In a column last week, I argued that journalists and other non-scientists have the right and even in some cases the responsibility to question the authority of scientific experts; after all, "even the most accomplished scientists at the most prestigious institutions often make claims that turn out to be erroneous or exaggerated."
My post criticized a column in which journalist Chris Mooney argued that non-scientists should submit to the authority of scientific experts. In support of his position, Mooney cited a recent defense of scientific expertise by British sociologist Harry Collins.
While pondering the heated reactions to my post, I was also preparing for a visit to my school, Stevens Institute of Technology, of another U.K.-based sociologist, Steve Fuller of the University of Warwick. Fuller is going to talk about transhumanism, which he has explored in recent books.
Fuller has also written a lot about science and technology studies, or STS. Flipping through his 2006 book The Philosophy of Science and Technology Studies, I came upon a passage--adapted from a 1998 essay—that defends the critical stance that STS scholars often take toward science. The passage reads like a comment on my recent column:
"There appears to be nothing uniquely 'rational,' objective,' or 'truth-oriented' about the activities that our society calls 'scientific.' Make no mistake: it is not that scientists are less rational than the rest of humanity; rather, they are not more rational. STS researchers generally credit ordinary people with a good deal of intelligence.
"The power of science seems to rest on three pillars. One is science's distinctive social organization, which enables concentrated periods of both teamwork and criticism, nowadays done on a global scale with considerable material resources. Another is concerted political effort to apply the results of scientific research to all aspects of society. Finally is the control that scientists continue to exert over how their history is told. Past diversions and failures remain largely hidden, resulting in an airbrushed picture of 'progress' otherwise absent from human affairs.
"Of course, these are controversial claims that, in a sense, 'demystify' science. But they are meant to encourage scientists to be more modest in their pronouncements so that the public is not oversold on what science can do. The failure of science to live up to its own manufactured expectations has probably done more harm to science's social standing in recent years than anything STS has ever done."

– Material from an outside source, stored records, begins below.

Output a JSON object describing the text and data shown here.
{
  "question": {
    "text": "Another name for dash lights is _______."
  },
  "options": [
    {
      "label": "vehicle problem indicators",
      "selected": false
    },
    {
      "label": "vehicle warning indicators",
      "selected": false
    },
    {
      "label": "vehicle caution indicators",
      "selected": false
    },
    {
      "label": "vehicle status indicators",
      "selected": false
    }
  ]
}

Assuming Fuller still adheres to this stance, he goes a bit further in questioning scientists' rationality than I do. Otherwise, I agree with his perspective, especially his call for scientists "to be more modest in their pronouncements." I look forward to talking to Fuller more about these matters on Wednesday. Feel free to join us at his talk, which is free and open to the public.